▶ What is required
Copy all of the records exactly.

▶ Records for this task

-- Opening Marker --

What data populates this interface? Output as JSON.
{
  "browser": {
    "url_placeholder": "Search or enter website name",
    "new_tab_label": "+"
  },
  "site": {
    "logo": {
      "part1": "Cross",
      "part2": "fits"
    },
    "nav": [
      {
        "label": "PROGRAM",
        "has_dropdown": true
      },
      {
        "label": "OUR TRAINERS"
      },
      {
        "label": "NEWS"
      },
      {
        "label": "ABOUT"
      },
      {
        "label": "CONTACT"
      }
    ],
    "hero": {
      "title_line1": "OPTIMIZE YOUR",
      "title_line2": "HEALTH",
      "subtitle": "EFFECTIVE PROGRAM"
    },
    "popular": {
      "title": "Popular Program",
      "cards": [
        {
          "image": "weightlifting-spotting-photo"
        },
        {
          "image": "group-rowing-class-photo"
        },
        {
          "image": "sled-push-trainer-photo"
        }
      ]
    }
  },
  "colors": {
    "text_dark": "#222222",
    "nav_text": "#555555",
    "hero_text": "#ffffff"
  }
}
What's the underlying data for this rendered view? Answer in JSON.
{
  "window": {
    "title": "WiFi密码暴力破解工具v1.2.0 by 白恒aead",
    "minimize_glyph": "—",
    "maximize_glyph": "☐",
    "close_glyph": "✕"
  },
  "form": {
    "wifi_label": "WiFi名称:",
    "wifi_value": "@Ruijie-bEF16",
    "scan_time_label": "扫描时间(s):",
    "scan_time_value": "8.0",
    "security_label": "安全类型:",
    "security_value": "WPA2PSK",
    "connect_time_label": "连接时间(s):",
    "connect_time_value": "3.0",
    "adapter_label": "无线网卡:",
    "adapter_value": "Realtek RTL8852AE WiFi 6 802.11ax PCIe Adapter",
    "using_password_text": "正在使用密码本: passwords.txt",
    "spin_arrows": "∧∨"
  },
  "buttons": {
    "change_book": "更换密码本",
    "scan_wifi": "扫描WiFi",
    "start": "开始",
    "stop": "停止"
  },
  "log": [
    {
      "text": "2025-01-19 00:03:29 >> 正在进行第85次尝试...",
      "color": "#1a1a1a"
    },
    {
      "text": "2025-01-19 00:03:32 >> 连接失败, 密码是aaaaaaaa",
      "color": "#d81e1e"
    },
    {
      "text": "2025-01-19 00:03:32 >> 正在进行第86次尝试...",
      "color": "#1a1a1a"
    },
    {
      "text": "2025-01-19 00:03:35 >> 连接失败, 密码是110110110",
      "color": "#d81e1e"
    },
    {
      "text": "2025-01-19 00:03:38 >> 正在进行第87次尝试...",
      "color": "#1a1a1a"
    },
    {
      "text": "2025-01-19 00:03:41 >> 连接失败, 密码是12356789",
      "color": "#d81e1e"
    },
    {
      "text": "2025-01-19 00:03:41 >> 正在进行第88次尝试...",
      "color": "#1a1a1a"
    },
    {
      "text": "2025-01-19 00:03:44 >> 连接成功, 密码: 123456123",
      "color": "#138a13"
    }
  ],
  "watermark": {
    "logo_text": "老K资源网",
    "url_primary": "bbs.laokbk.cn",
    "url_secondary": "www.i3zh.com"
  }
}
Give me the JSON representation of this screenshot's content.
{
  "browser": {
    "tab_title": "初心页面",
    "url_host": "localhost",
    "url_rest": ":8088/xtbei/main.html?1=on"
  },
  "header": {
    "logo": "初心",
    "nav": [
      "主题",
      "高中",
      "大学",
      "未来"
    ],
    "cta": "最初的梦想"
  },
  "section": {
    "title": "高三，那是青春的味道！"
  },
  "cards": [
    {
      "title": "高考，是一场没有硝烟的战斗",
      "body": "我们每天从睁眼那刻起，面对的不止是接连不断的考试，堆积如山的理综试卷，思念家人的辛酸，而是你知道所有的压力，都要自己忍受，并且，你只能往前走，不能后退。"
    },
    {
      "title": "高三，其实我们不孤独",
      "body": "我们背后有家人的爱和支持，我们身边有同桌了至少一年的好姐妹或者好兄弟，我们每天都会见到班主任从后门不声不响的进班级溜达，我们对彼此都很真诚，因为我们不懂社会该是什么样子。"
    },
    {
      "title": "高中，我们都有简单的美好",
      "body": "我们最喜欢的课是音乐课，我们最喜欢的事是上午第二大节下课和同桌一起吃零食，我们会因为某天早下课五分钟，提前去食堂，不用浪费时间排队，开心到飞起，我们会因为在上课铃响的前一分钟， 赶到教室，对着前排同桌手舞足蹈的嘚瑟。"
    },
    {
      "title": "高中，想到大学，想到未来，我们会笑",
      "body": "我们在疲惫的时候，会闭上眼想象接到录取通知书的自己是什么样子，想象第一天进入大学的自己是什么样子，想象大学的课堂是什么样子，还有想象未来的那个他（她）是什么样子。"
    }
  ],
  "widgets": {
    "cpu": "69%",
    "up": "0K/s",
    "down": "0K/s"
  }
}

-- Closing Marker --

▶ Expected answer
What data populates this interface? Output as JSON.
{
  "browser": {
    "url_placeholder": "Search or enter website name",
    "new_tab_label": "+"
  },
  "site": {
    "logo": {
      "part1": "Cross",
      "part2": "fits"
    },
    "nav": [
      {
        "label": "PROGRAM",
        "has_dropdown": true
      },
      {
        "label": "OUR TRAINERS"
      },
      {
        "label": "NEWS"
      },
      {
        "label": "ABOUT"
      },
      {
        "label": "CONTACT"
      }
    ],
    "hero": {
      "title_line1": "OPTIMIZE YOUR",
      "title_line2": "HEALTH",
      "subtitle": "EFFECTIVE PROGRAM"
    },
    "popular": {
      "title": "Popular Program",
      "cards": [
        {
          "image": "weightlifting-spotting-photo"
        },
        {
          "image": "group-rowing-class-photo"
        },
        {
          "image": "sled-push-trainer-photo"
        }
      ]
    }
  },
  "colors": {
    "text_dark": "#222222",
    "nav_text": "#555555",
    "hero_text": "#ffffff"
  }
}
What's the underlying data for this rendered view? Answer in JSON.
{
  "window": {
    "title": "WiFi密码暴力破解工具v1.2.0 by 白恒aead",
    "minimize_glyph": "—",
    "maximize_glyph": "☐",
    "close_glyph": "✕"
  },
  "form": {
    "wifi_label": "WiFi名称:",
    "wifi_value": "@Ruijie-bEF16",
    "scan_time_label": "扫描时间(s):",
    "scan_time_value": "8.0",
    "security_label": "安全类型:",
    "security_value": "WPA2PSK",
    "connect_time_label": "连接时间(s):",
    "connect_time_value": "3.0",
    "adapter_label": "无线网卡:",
    "adapter_value": "Realtek RTL8852AE WiFi 6 802.11ax PCIe Adapter",
    "using_password_text": "正在使用密码本: passwords.txt",
    "spin_arrows": "∧∨"
  },
  "buttons": {
    "change_book": "更换密码本",
    "scan_wifi": "扫描WiFi",
    "start": "开始",
    "stop": "停止"
  },
  "log": [
    {
      "text": "2025-01-19 00:03:29 >> 正在进行第85次尝试...",
      "color": "#1a1a1a"
    },
    {
      "text": "2025-01-19 00:03:32 >> 连接失败, 密码是aaaaaaaa",
      "color": "#d81e1e"
    },
    {
      "text": "2025-01-19 00:03:32 >> 正在进行第86次尝试...",
      "color": "#1a1a1a"
    },
    {
      "text": "2025-01-19 00:03:35 >> 连接失败, 密码是110110110",
      "color": "#d81e1e"
    },
    {
      "text": "2025-01-19 00:03:38 >> 正在进行第87次尝试...",
      "color": "#1a1a1a"
    },
    {
      "text": "2025-01-19 00:03:41 >> 连接失败, 密码是12356789",
      "color": "#d81e1e"
    },
    {
      "text": "2025-01-19 00:03:41 >> 正在进行第88次尝试...",
      "color": "#1a1a1a"
    },
    {
      "text": "2025-01-19 00:03:44 >> 连接成功, 密码: 123456123",
      "color": "#138a13"
    }
  ],
  "watermark": {
    "logo_text": "老K资源网",
    "url_primary": "bbs.laokbk.cn",
    "url_secondary": "www.i3zh.com"
  }
}
Give me the JSON representation of this screenshot's content.
{
  "browser": {
    "tab_title": "初心页面",
    "url_host": "localhost",
    "url_rest": ":8088/xtbei/main.html?1=on"
  },
  "header": {
    "logo": "初心",
    "nav": [
      "主题",
      "高中",
      "大学",
      "未来"
    ],
    "cta": "最初的梦想"
  },
  "section": {
    "title": "高三，那是青春的味道！"
  },
  "cards": [
    {
      "title": "高考，是一场没有硝烟的战斗",
      "body": "我们每天从睁眼那刻起，面对的不止是接连不断的考试，堆积如山的理综试卷，思念家人的辛酸，而是你知道所有的压力，都要自己忍受，并且，你只能往前走，不能后退。"
    },
    {
      "title": "高三，其实我们不孤独",
      "body": "我们背后有家人的爱和支持，我们身边有同桌了至少一年的好姐妹或者好兄弟，我们每天都会见到班主任从后门不声不响的进班级溜达，我们对彼此都很真诚，因为我们不懂社会该是什么样子。"
    },
    {
      "title": "高中，我们都有简单的美好",
      "body": "我们最喜欢的课是音乐课，我们最喜欢的事是上午第二大节下课和同桌一起吃零食，我们会因为某天早下课五分钟，提前去食堂，不用浪费时间排队，开心到飞起，我们会因为在上课铃响的前一分钟， 赶到教室，对着前排同桌手舞足蹈的嘚瑟。"
    },
    {
      "title": "高中，想到大学，想到未来，我们会笑",
      "body": "我们在疲惫的时候，会闭上眼想象接到录取通知书的自己是什么样子，想象第一天进入大学的自己是什么样子，想象大学的课堂是什么样子，还有想象未来的那个他（她）是什么样子。"
    }
  ],
  "widgets": {
    "cpu": "69%",
    "up": "0K/s",
    "down": "0K/s"
  }
}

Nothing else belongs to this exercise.